Double Vision Prevented Return to Baseball Zschary

About the Author

Attorney Gordon S. Johnson, Jr.

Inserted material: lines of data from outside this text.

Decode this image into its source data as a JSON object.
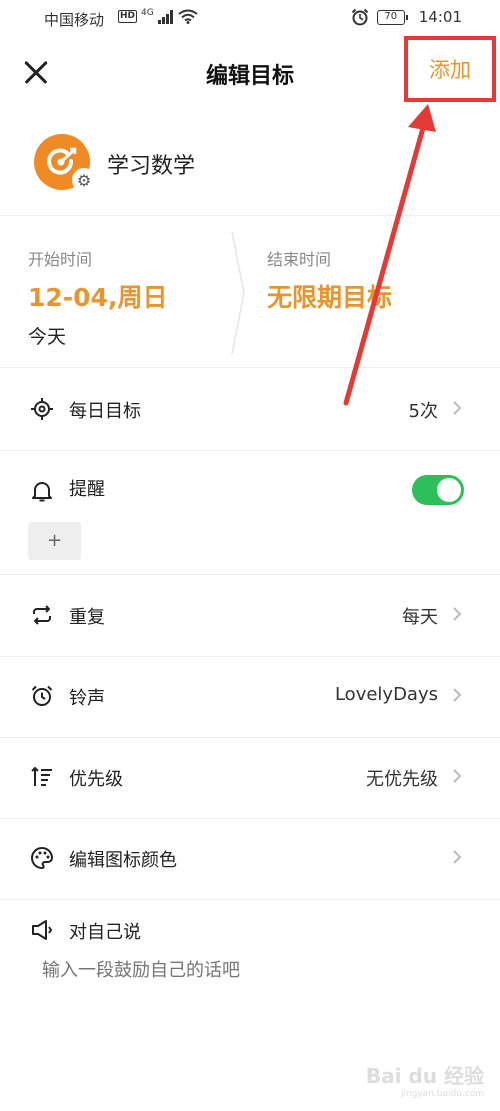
{
  "status_bar": {
    "carrier": "中国移动",
    "hd": "HD",
    "network": "4G",
    "battery": "70",
    "time": "14:01"
  },
  "header": {
    "title": "编辑目标",
    "add_label": "添加",
    "highlight_color": "#e53935"
  },
  "goal": {
    "name": "学习数学",
    "icon_color": "#f08a24"
  },
  "dates": {
    "start_label": "开始时间",
    "start_value": "12-04,周日",
    "start_sub": "今天",
    "end_label": "结束时间",
    "end_value": "无限期目标",
    "accent_color": "#e8952e"
  },
  "rows": {
    "daily_goal": {
      "label": "每日目标",
      "value": "5次"
    },
    "reminder": {
      "label": "提醒",
      "enabled": true,
      "add_label": "+"
    },
    "repeat": {
      "label": "重复",
      "value": "每天"
    },
    "ringtone": {
      "label": "铃声",
      "value": "LovelyDays"
    },
    "priority": {
      "label": "优先级",
      "value": "无优先级"
    },
    "icon_color": {
      "label": "编辑图标颜色"
    }
  },
  "note": {
    "label": "对自己说",
    "placeholder": "输入一段鼓励自己的话吧"
  },
  "watermark": {
    "brand": "Bai du 经验",
    "url": "jingyan.baidu.com"
  },
  "toggle_color": "#2dbf5a"
}
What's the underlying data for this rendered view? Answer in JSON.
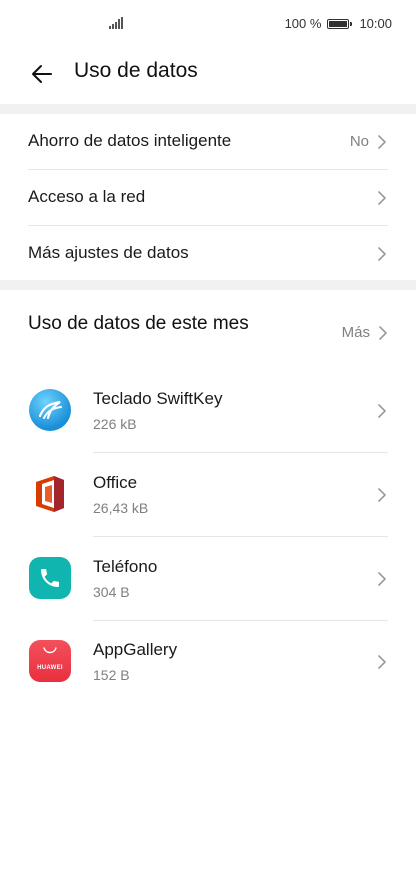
{
  "status_bar": {
    "battery_percent": "100 %",
    "time": "10:00",
    "signal_icon": "signal-bars-icon",
    "battery_icon": "battery-full-icon"
  },
  "header": {
    "title": "Uso de datos",
    "back_icon": "arrow-left-icon"
  },
  "settings": {
    "items": [
      {
        "label": "Ahorro de datos inteligente",
        "value": "No"
      },
      {
        "label": "Acceso a la red",
        "value": ""
      },
      {
        "label": "Más ajustes de datos",
        "value": ""
      }
    ]
  },
  "usage_section": {
    "title": "Uso de datos de este mes",
    "more_label": "Más",
    "apps": [
      {
        "name": "Teclado SwiftKey",
        "usage": "226 kB",
        "icon": "swiftkey-icon"
      },
      {
        "name": "Office",
        "usage": "26,43 kB",
        "icon": "office-icon"
      },
      {
        "name": "Teléfono",
        "usage": "304 B",
        "icon": "phone-icon"
      },
      {
        "name": "AppGallery",
        "usage": "152 B",
        "icon": "appgallery-icon",
        "icon_text": "HUAWEI"
      }
    ]
  },
  "colors": {
    "background": "#ffffff",
    "band": "#f1f1f1",
    "secondary_text": "#808080",
    "phone_icon": "#11b5b0",
    "appgallery_icon": "#f0404c"
  }
}
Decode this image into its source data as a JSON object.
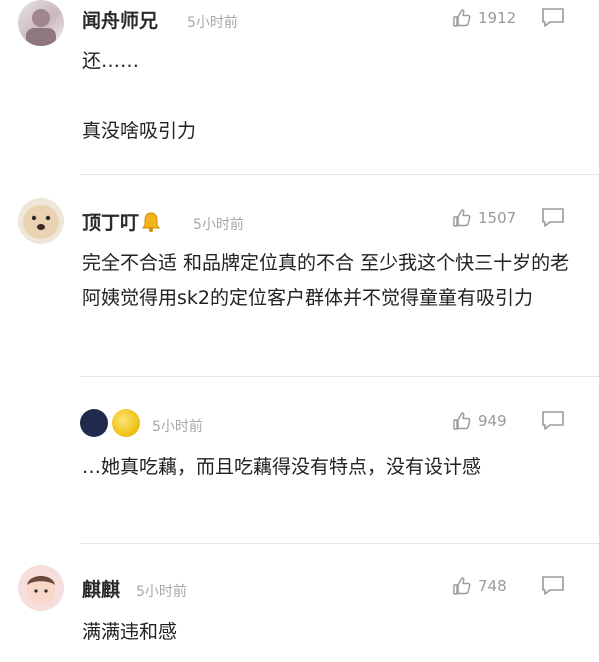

Past Chair Traumatic Brain Injury Litigation Group, American Association of Justice :: 800-992-9447